"May I quickly suggest four cornerstones upon which to build that house? … They come of the gospel of Jesus Christ. They are not difficult to understand nor difficult to follow. They are well within your reach with a little effort; and I do not hesitate to promise you that if you will establish the home of which you dream on these foundation stones, the perils of your married life will be diminished, your love for one another will strengthen through the years, you will bless the lives of your children and of your children’s children, and you will know happiness in this life and joy eternal."

Gordon B. Hinckley
President Gordon B. Hinckley



Houses of Gordon B. Hinckley

These pictures are of some of the homes that Gordon B. Hinckley had lived in after his calling as an Apostle and then as Prophet. Gordon Hinckley graduated with a Bachelor's Degree in Journalism from the University of Utah. He intended on working as a journalist when he arrived home from his mission in London, but after meeting with President Heber J. Grant he was offered a job working as executive secretary of the recently organized Radio, Publicity and Missionary Literature Committee of the church. He would continue working in different capacities for the church throughout his professional career. Gordon Hinckley was ordained an Apostle on October 5, 1961, and became President of the Church on March 12, 1995.

Gordon B. Hinckley home 1941-1974

3703 South 2700 East
Salt Lake City, Utah

Gordon B. Hinckley home 1974-1985

890 East Capitol Boulevard
Salt Lake City, Utah

Gordon B. Hinckley Apartment 1995-2008

107 1st Avenue
Salt Lake City, Utah

During his Presidency, Gordon B. Hinckley lived in a suite in this apartment building which is owned by the LDS Church.
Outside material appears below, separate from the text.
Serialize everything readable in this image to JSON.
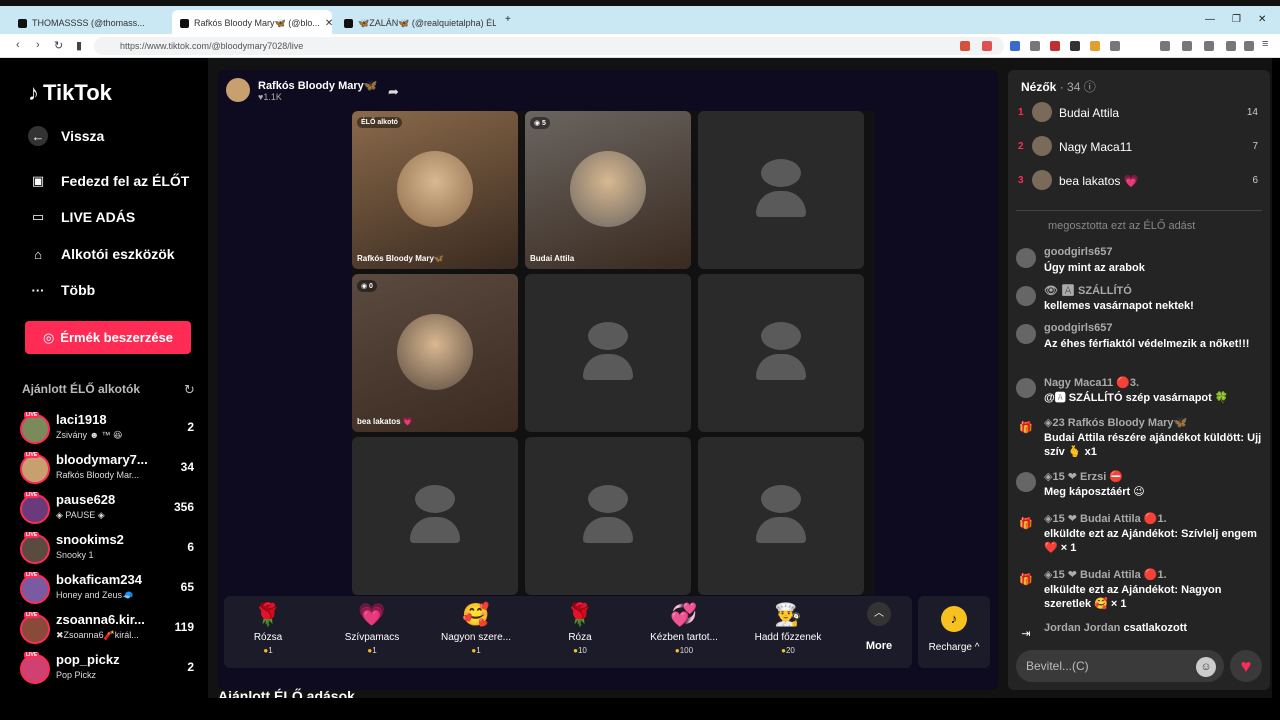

President Hinckley set a record for being the oldest and most traveled Church President, visiting over 60 countries. His presidency is noted for dedicating 65 new temples across the world, introducing the Proclamation on the Family, building and dedicating The Conference Center, restoring the Salt Lake Tabernacle, seeing church membership top 13 million members, and membership in other countries outnumbering the United States, rebuilding and dedicating the Nauvoo Temple, writing a New York Time's Bestselling novel "Standing for Something", establishing the Perpetual Education Fund to provide college and vocational training for members in third world countries, commemoration celebrations of the 150th anniversary of the Mormon westward migration, organized the 3rd, 4th and 5th Quorums of the Seventy, and was awarded the US Presidential Medal of Freedom for "leading efforts to improve humanitarian aid, disaster relief, and education funding across the globe."